I don’t know anything about Hall’s right to use the prefix ‘Dr.’, but suspect it is merely a trap to get some unwary M.D. to send for the June number of his alleged scientific journal, and be by it further deceived to send $4.00 for his alleged “Hygienic Method”
Massie needn’t have feared, however – Hall had a PhD from Lebanon Valley College, PA, and was Doctor of Laws from the University of Florida – therefore doubly entitled to be called ‘Doctor’. If people thought this meant he had a medical qualification, well, so be it!
After an inauspicious start as a mule-driver on the Erie Canal towpath, Hall worked hard to gain an education and became a writer and editor, producing his own journal, the Microcosm, and several works of philosophy. It was in the Microcosm that he announced the discovery of ‘this treatment for the cure of almost every known form of disease,’ and invited people to send $4 for the pamphlet. Although the secrecy and high cost aroused the suspicions of doctors like Massie, other physicians approved. Dr J H Etheridge of Chicago, for example, reported in rather graphic detail in the Medical Standard on his success with the treatment. In the case of one patient who had been a ‘poor breakfaster’ for years, ‘the discharges from her bowels were simply enormous’.
Etheridge might not have seen the Hygienic Treatment as quackery, but there was a danger of the method being promoted by amateur enthusiasts.
In 1889, 20-year-old George Harger, a student at the Rome Free Academy in New York, bought Hall’s pamphlet and was convinced it held the key to health. Whenever any of his fellow students were ill, he advised them to give up on conventional medicine and try the hygienic cure. His persistence, added to the fact that he was a staunch prohibitionist, didn’t do a lot for this young chap’s popularity.
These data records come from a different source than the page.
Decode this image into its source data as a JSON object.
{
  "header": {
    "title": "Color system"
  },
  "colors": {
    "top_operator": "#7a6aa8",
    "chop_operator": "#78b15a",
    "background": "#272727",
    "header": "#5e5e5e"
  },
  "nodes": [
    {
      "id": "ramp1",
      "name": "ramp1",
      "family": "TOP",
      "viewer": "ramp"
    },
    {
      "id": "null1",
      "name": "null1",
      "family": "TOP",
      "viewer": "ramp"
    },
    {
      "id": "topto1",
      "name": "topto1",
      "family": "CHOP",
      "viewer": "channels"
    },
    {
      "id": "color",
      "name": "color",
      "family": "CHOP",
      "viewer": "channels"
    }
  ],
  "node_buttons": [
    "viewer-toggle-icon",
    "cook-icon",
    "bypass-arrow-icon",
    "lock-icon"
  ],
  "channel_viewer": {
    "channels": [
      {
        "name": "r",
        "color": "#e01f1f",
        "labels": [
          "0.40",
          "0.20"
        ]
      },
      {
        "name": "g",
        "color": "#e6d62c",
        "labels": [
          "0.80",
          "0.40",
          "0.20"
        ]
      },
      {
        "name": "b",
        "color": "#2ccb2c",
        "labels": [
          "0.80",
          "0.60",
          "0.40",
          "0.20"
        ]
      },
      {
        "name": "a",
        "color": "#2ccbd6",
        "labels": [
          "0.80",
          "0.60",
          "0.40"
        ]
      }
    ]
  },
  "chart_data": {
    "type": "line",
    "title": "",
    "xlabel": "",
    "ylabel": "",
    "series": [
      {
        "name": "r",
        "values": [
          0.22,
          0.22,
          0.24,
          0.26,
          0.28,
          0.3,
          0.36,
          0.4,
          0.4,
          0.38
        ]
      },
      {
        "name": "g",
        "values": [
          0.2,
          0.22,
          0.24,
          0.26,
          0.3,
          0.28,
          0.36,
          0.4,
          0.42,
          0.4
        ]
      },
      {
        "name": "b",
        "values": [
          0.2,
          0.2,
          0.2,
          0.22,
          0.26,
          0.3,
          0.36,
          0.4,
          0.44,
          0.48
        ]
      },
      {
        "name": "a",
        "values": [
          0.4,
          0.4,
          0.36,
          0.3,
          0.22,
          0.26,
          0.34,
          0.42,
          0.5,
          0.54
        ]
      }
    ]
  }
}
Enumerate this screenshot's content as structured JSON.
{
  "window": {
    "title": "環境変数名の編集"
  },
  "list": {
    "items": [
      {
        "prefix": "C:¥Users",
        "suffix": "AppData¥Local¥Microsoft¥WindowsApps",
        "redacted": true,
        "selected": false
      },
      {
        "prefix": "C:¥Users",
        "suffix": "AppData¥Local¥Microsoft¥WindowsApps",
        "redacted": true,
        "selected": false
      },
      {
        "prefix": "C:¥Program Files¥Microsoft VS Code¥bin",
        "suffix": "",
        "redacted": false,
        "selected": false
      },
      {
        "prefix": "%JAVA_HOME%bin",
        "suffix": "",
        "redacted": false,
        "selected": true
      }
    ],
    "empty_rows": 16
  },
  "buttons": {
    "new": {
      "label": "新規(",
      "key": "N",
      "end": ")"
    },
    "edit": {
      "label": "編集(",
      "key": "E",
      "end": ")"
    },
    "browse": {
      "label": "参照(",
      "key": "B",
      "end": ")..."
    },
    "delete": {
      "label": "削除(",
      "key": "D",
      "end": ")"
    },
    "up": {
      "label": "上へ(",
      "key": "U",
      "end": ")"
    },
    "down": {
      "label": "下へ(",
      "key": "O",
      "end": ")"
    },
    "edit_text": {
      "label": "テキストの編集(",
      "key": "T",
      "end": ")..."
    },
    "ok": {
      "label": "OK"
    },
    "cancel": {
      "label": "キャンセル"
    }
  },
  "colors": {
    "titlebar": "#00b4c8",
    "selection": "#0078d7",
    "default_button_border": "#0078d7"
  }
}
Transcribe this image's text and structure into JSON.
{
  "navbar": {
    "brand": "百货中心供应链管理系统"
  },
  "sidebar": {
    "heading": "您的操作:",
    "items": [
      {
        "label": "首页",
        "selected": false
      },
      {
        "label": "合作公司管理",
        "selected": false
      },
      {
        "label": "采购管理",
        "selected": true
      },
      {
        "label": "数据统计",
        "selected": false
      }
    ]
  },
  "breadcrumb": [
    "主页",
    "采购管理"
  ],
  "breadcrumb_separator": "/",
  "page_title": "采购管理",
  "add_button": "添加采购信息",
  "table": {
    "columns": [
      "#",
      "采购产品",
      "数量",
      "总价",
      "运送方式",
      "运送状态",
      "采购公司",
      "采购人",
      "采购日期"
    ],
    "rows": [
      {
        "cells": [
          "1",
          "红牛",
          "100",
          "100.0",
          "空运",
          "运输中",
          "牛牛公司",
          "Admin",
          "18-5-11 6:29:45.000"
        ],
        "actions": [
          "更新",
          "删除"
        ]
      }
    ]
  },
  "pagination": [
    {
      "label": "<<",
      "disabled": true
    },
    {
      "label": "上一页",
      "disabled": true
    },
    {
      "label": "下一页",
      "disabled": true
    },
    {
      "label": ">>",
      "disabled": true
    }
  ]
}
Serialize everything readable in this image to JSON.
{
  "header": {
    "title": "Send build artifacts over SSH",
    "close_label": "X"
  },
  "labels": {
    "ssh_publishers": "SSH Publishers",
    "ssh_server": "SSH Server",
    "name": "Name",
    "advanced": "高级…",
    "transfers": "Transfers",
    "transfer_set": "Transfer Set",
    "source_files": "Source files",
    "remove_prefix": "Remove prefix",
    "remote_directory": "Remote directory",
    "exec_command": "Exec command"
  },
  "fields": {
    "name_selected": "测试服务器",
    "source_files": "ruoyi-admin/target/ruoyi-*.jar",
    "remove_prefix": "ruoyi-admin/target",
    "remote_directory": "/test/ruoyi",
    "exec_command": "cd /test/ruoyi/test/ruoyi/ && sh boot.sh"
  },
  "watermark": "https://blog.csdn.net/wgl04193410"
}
When he persuaded a seriously ill 16-year-old boy to adopt the hygienic treatment, enough was enough. The insufferable but unfortunate Harger was set upon by a mob of 15 other students and any remaining contents of his colon were promptly kicked out of him.